Setting aside any pictures, reproduce the data exactly.

(Page and application data records)
- - - - - - -

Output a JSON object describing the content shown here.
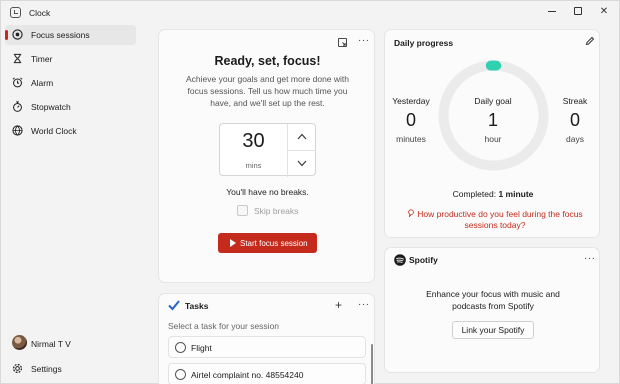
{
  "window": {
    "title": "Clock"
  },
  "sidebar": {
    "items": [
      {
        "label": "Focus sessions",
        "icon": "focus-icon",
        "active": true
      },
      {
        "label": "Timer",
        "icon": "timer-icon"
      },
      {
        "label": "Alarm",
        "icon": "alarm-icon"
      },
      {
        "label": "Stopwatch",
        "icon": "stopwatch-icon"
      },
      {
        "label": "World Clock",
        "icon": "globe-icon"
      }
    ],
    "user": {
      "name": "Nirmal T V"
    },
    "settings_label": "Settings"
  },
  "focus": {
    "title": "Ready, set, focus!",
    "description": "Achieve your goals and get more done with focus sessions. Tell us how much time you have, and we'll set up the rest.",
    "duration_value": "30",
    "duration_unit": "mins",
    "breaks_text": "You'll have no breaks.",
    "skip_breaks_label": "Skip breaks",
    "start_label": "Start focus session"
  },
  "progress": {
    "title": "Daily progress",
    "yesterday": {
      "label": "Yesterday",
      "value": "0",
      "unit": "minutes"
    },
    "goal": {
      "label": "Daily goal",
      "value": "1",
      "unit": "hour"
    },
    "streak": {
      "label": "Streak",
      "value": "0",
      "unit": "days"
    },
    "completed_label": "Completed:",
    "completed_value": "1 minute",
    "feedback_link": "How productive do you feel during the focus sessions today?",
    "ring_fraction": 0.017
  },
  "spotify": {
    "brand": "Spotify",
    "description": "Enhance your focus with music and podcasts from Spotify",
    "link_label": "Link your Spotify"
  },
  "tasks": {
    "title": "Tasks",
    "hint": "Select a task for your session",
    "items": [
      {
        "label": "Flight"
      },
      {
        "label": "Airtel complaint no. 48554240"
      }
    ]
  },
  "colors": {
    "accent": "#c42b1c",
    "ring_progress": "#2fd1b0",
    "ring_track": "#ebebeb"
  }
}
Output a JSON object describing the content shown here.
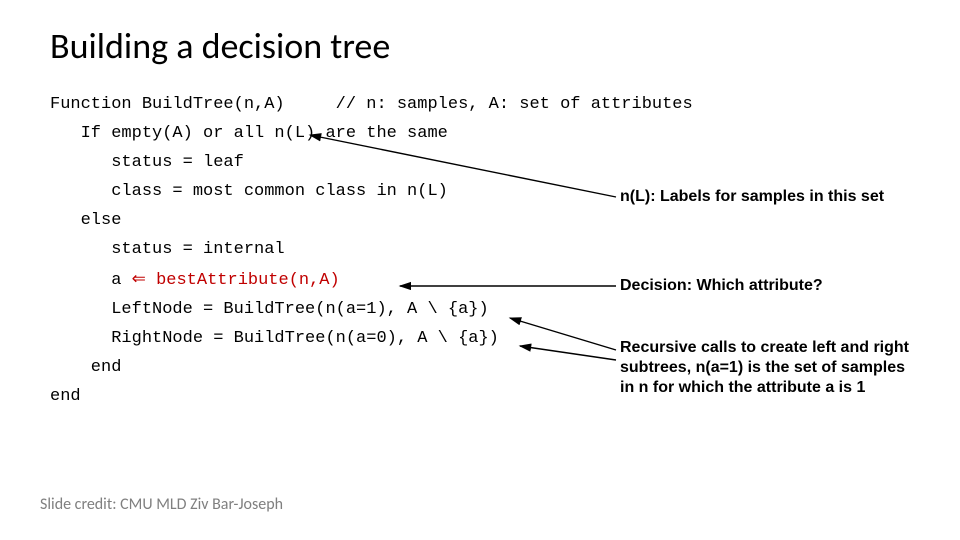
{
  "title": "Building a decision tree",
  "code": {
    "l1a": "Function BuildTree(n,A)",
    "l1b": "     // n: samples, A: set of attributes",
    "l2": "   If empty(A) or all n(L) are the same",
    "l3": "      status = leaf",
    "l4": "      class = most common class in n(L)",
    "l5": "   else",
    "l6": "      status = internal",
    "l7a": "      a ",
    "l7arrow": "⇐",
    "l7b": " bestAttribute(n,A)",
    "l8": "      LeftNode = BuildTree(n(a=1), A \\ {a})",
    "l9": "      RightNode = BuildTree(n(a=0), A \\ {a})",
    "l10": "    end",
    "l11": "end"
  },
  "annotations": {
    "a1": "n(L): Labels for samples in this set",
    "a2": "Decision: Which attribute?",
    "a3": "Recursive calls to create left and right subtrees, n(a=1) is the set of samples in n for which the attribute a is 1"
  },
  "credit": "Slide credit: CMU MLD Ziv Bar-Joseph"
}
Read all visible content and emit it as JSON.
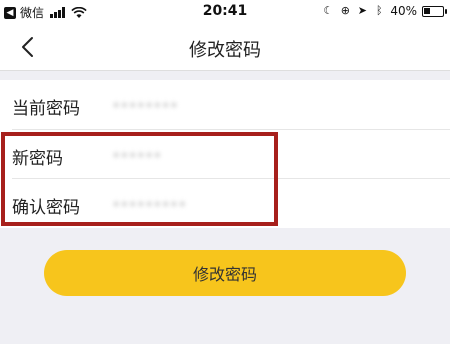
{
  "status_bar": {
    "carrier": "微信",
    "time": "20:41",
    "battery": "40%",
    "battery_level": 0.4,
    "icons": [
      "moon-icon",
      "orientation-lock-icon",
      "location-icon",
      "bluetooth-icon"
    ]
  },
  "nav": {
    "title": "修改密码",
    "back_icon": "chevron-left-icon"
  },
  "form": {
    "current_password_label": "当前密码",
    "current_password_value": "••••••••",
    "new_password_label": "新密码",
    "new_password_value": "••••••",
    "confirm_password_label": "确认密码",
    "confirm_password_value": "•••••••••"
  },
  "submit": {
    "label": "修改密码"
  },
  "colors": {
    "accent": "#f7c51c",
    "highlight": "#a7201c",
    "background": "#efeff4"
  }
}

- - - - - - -

**PROBLEM SOLUTION**
Output a JSON object describing the content shown here.
{
  "window": {
    "title": "Clock"
  },
  "sidebar": {
    "items": [
      {
        "label": "Focus sessions",
        "icon": "focus-icon",
        "active": true
      },
      {
        "label": "Timer",
        "icon": "timer-icon"
      },
      {
        "label": "Alarm",
        "icon": "alarm-icon"
      },
      {
        "label": "Stopwatch",
        "icon": "stopwatch-icon"
      },
      {
        "label": "World Clock",
        "icon": "globe-icon"
      }
    ],
    "user": {
      "name": "Nirmal T V"
    },
    "settings_label": "Settings"
  },
  "focus": {
    "title": "Ready, set, focus!",
    "description": "Achieve your goals and get more done with focus sessions. Tell us how much time you have, and we'll set up the rest.",
    "duration_value": "30",
    "duration_unit": "mins",
    "breaks_text": "You'll have no breaks.",
    "skip_breaks_label": "Skip breaks",
    "start_label": "Start focus session"
  },
  "progress": {
    "title": "Daily progress",
    "yesterday": {
      "label": "Yesterday",
      "value": "0",
      "unit": "minutes"
    },
    "goal": {
      "label": "Daily goal",
      "value": "1",
      "unit": "hour"
    },
    "streak": {
      "label": "Streak",
      "value": "0",
      "unit": "days"
    },
    "completed_label": "Completed:",
    "completed_value": "1 minute",
    "feedback_link": "How productive do you feel during the focus sessions today?",
    "ring_fraction": 0.017
  },
  "spotify": {
    "brand": "Spotify",
    "description": "Enhance your focus with music and podcasts from Spotify",
    "link_label": "Link your Spotify"
  },
  "tasks": {
    "title": "Tasks",
    "hint": "Select a task for your session",
    "items": [
      {
        "label": "Flight"
      },
      {
        "label": "Airtel complaint no. 48554240"
      }
    ]
  },
  "colors": {
    "accent": "#c42b1c",
    "ring_progress": "#2fd1b0",
    "ring_track": "#ebebeb"
  }
}
Output a JSON object describing the content shown here.
{
  "title": "Building a decision tree",
  "code": {
    "l1a": "Function BuildTree(n,A)",
    "l1b": "     // n: samples, A: set of attributes",
    "l2": "   If empty(A) or all n(L) are the same",
    "l3": "      status = leaf",
    "l4": "      class = most common class in n(L)",
    "l5": "   else",
    "l6": "      status = internal",
    "l7a": "      a ",
    "l7arrow": "⇐",
    "l7b": " bestAttribute(n,A)",
    "l8": "      LeftNode = BuildTree(n(a=1), A \\ {a})",
    "l9": "      RightNode = BuildTree(n(a=0), A \\ {a})",
    "l10": "    end",
    "l11": "end"
  },
  "annotations": {
    "a1": "n(L): Labels for samples in this set",
    "a2": "Decision: Which attribute?",
    "a3": "Recursive calls to create left and right subtrees, n(a=1) is the set of samples in n for which the attribute a is 1"
  },
  "credit": "Slide credit: CMU MLD Ziv Bar-Joseph"
}
Read all visible content and emit it as JSON.
{
  "status_bar": {
    "carrier": "微信",
    "time": "20:41",
    "battery": "40%",
    "battery_level": 0.4,
    "icons": [
      "moon-icon",
      "orientation-lock-icon",
      "location-icon",
      "bluetooth-icon"
    ]
  },
  "nav": {
    "title": "修改密码",
    "back_icon": "chevron-left-icon"
  },
  "form": {
    "current_password_label": "当前密码",
    "current_password_value": "••••••••",
    "new_password_label": "新密码",
    "new_password_value": "••••••",
    "confirm_password_label": "确认密码",
    "confirm_password_value": "•••••••••"
  },
  "submit": {
    "label": "修改密码"
  },
  "colors": {
    "accent": "#f7c51c",
    "highlight": "#a7201c",
    "background": "#efeff4"
  }
}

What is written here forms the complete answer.